In its roles as conservator for Freddie Mac and Fannie Mae, the
Federal Housing Finance Agency (FHFA) filed securities lawsuits against 17
financial entities in federal court as well as in the state courts of
Connecticut and New York in early September 2011. In the lawsuits the FHFA
alleges that the financial institutions, which range from Bank of America and
Citigroup to Deutsche Bank and Credit
Suisse, violated numerous federal securities and common laws in their sales of
mortgage-backed securities. Citing the Securities Act of 1933, the FHFA seeks
both civil penalties and damages.
According to an FHFA press release, Bank of America and its
fellow financial institutions committed a breach of fiduciary duty when they provided
Fanny May and Freddie Mac with misleading loan descriptions. These
descriptions, which were part of sales and marketing materials, failed to
reveal the true character of the loans, particularly their risk factors. In
other words, they constituted banking fraud.
The current FHFA lawsuit is part of a continuing effort on
the part of Congress and regulators to deal with institutions that engaged in
practices that precipitated the financial crisis of 2008, a crisis in which
risky mortgage-backed securities played an important role. The Washington Post estimates that almost
$200 billion in risky securities were sold to Freddie Mac and Fannie Mae.
Regardless of possible negative effects on the financial
sector and on the recovery process of the housing market, the government appears
to be stepping up its efforts to recover the financial losses investors
incurred during the 2008 crisis. These recent FHFA lawsuits are comparable to
an earlier lawsuit in 2011 which the FHFA filed against UBS Americas, Inc.
If you believe that you have
experienced investment loss due to the misleading marketing practices of a
banking institution, contact an investment recovery lawyer in San Diego today
at Carlson Law.
- Principal Protected Notes, Lehman Brothers and UBS Financial Services Arbitrations (securities-fraud-lawyer-blog.com)
- Halliburton Class Action for Securities Fraud, Case Reinstated – a Victory for Claimants (securities-fraud-lawyer-blog.com)
- Ambac & Others Agree to Pay $33M to Settle Fraud Allegations Surrounding Bond/Insurance Litigation (securities-fraud-lawyer-blog.com)
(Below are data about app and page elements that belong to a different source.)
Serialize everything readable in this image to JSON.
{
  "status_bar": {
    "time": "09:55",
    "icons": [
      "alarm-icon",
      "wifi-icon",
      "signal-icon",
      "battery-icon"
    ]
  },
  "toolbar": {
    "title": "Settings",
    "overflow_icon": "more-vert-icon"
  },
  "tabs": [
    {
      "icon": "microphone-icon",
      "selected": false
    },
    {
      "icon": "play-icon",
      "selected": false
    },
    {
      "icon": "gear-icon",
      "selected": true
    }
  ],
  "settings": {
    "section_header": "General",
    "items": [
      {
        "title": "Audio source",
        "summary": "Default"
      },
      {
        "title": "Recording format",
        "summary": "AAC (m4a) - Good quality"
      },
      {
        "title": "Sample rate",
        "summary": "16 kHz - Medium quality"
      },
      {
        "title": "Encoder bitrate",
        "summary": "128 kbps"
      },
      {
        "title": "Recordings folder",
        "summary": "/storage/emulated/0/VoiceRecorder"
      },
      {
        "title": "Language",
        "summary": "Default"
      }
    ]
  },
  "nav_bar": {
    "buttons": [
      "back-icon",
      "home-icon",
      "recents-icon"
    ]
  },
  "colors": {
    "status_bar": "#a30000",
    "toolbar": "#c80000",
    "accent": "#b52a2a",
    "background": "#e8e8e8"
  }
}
- Performance Fee Thresholds for Investors to be Raised by the SEC (securities-fraud-lawyer-blog.com)
- FINRA CEO Says Brokers Must “Push and Pull” for Private Placement Information (securities-fraud-lawyer-blog.com)